Dataset rows describing interfaces
▼

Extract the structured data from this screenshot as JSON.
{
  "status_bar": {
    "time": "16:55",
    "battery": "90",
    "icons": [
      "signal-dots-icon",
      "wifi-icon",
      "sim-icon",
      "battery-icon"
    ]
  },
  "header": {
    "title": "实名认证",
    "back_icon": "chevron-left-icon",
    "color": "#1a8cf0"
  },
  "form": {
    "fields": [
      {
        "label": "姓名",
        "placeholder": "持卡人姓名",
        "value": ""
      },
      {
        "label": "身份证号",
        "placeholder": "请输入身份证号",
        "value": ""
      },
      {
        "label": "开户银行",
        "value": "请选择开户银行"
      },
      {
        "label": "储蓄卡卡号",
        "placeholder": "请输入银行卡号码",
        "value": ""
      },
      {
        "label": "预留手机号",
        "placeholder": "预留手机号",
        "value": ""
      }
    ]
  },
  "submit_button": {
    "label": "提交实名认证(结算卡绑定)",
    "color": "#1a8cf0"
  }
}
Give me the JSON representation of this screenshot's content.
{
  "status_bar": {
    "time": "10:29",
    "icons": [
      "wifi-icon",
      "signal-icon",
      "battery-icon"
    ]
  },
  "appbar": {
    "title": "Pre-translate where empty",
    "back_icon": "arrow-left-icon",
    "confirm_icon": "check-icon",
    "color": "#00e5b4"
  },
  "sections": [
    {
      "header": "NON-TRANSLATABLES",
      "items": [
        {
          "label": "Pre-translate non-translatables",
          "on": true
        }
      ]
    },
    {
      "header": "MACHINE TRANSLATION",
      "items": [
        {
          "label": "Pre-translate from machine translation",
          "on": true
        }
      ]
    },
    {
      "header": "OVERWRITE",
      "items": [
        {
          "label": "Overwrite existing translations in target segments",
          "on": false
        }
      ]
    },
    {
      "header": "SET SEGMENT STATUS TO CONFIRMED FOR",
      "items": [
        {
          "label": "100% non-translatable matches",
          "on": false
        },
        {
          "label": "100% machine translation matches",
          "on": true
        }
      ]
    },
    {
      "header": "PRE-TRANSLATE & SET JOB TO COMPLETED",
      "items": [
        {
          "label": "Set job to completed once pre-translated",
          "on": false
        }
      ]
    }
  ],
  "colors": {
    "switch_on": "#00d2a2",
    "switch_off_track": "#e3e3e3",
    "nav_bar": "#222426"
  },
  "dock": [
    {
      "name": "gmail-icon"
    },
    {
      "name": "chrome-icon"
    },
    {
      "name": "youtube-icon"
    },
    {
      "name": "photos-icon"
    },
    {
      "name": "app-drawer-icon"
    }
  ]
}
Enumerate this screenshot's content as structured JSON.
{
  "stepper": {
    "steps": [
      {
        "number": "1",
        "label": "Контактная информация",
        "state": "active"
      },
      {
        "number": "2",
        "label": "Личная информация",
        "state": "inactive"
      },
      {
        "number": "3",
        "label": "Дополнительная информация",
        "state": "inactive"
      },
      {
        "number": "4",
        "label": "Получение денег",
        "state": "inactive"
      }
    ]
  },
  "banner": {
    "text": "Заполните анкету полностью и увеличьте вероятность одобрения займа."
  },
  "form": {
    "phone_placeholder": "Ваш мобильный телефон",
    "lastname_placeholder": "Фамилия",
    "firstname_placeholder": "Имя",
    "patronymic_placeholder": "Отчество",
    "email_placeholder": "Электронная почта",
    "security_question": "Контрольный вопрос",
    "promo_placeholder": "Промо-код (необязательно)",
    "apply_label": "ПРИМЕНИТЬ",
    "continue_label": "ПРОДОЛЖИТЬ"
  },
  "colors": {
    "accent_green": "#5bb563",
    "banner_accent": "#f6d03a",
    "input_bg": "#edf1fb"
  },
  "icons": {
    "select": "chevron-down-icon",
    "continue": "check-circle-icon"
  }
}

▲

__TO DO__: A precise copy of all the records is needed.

__YOUR SOLUTION__:
Extract the structured data from this screenshot as JSON.
{
  "status_bar": {
    "time": "16:55",
    "battery": "90",
    "icons": [
      "signal-dots-icon",
      "wifi-icon",
      "sim-icon",
      "battery-icon"
    ]
  },
  "header": {
    "title": "实名认证",
    "back_icon": "chevron-left-icon",
    "color": "#1a8cf0"
  },
  "form": {
    "fields": [
      {
        "label": "姓名",
        "placeholder": "持卡人姓名",
        "value": ""
      },
      {
        "label": "身份证号",
        "placeholder": "请输入身份证号",
        "value": ""
      },
      {
        "label": "开户银行",
        "value": "请选择开户银行"
      },
      {
        "label": "储蓄卡卡号",
        "placeholder": "请输入银行卡号码",
        "value": ""
      },
      {
        "label": "预留手机号",
        "placeholder": "预留手机号",
        "value": ""
      }
    ]
  },
  "submit_button": {
    "label": "提交实名认证(结算卡绑定)",
    "color": "#1a8cf0"
  }
}
Give me the JSON representation of this screenshot's content.
{
  "status_bar": {
    "time": "10:29",
    "icons": [
      "wifi-icon",
      "signal-icon",
      "battery-icon"
    ]
  },
  "appbar": {
    "title": "Pre-translate where empty",
    "back_icon": "arrow-left-icon",
    "confirm_icon": "check-icon",
    "color": "#00e5b4"
  },
  "sections": [
    {
      "header": "NON-TRANSLATABLES",
      "items": [
        {
          "label": "Pre-translate non-translatables",
          "on": true
        }
      ]
    },
    {
      "header": "MACHINE TRANSLATION",
      "items": [
        {
          "label": "Pre-translate from machine translation",
          "on": true
        }
      ]
    },
    {
      "header": "OVERWRITE",
      "items": [
        {
          "label": "Overwrite existing translations in target segments",
          "on": false
        }
      ]
    },
    {
      "header": "SET SEGMENT STATUS TO CONFIRMED FOR",
      "items": [
        {
          "label": "100% non-translatable matches",
          "on": false
        },
        {
          "label": "100% machine translation matches",
          "on": true
        }
      ]
    },
    {
      "header": "PRE-TRANSLATE & SET JOB TO COMPLETED",
      "items": [
        {
          "label": "Set job to completed once pre-translated",
          "on": false
        }
      ]
    }
  ],
  "colors": {
    "switch_on": "#00d2a2",
    "switch_off_track": "#e3e3e3",
    "nav_bar": "#222426"
  },
  "dock": [
    {
      "name": "gmail-icon"
    },
    {
      "name": "chrome-icon"
    },
    {
      "name": "youtube-icon"
    },
    {
      "name": "photos-icon"
    },
    {
      "name": "app-drawer-icon"
    }
  ]
}
Enumerate this screenshot's content as structured JSON.
{
  "stepper": {
    "steps": [
      {
        "number": "1",
        "label": "Контактная информация",
        "state": "active"
      },
      {
        "number": "2",
        "label": "Личная информация",
        "state": "inactive"
      },
      {
        "number": "3",
        "label": "Дополнительная информация",
        "state": "inactive"
      },
      {
        "number": "4",
        "label": "Получение денег",
        "state": "inactive"
      }
    ]
  },
  "banner": {
    "text": "Заполните анкету полностью и увеличьте вероятность одобрения займа."
  },
  "form": {
    "phone_placeholder": "Ваш мобильный телефон",
    "lastname_placeholder": "Фамилия",
    "firstname_placeholder": "Имя",
    "patronymic_placeholder": "Отчество",
    "email_placeholder": "Электронная почта",
    "security_question": "Контрольный вопрос",
    "promo_placeholder": "Промо-код (необязательно)",
    "apply_label": "ПРИМЕНИТЬ",
    "continue_label": "ПРОДОЛЖИТЬ"
  },
  "colors": {
    "accent_green": "#5bb563",
    "banner_accent": "#f6d03a",
    "input_bg": "#edf1fb"
  },
  "icons": {
    "select": "chevron-down-icon",
    "continue": "check-circle-icon"
  }
}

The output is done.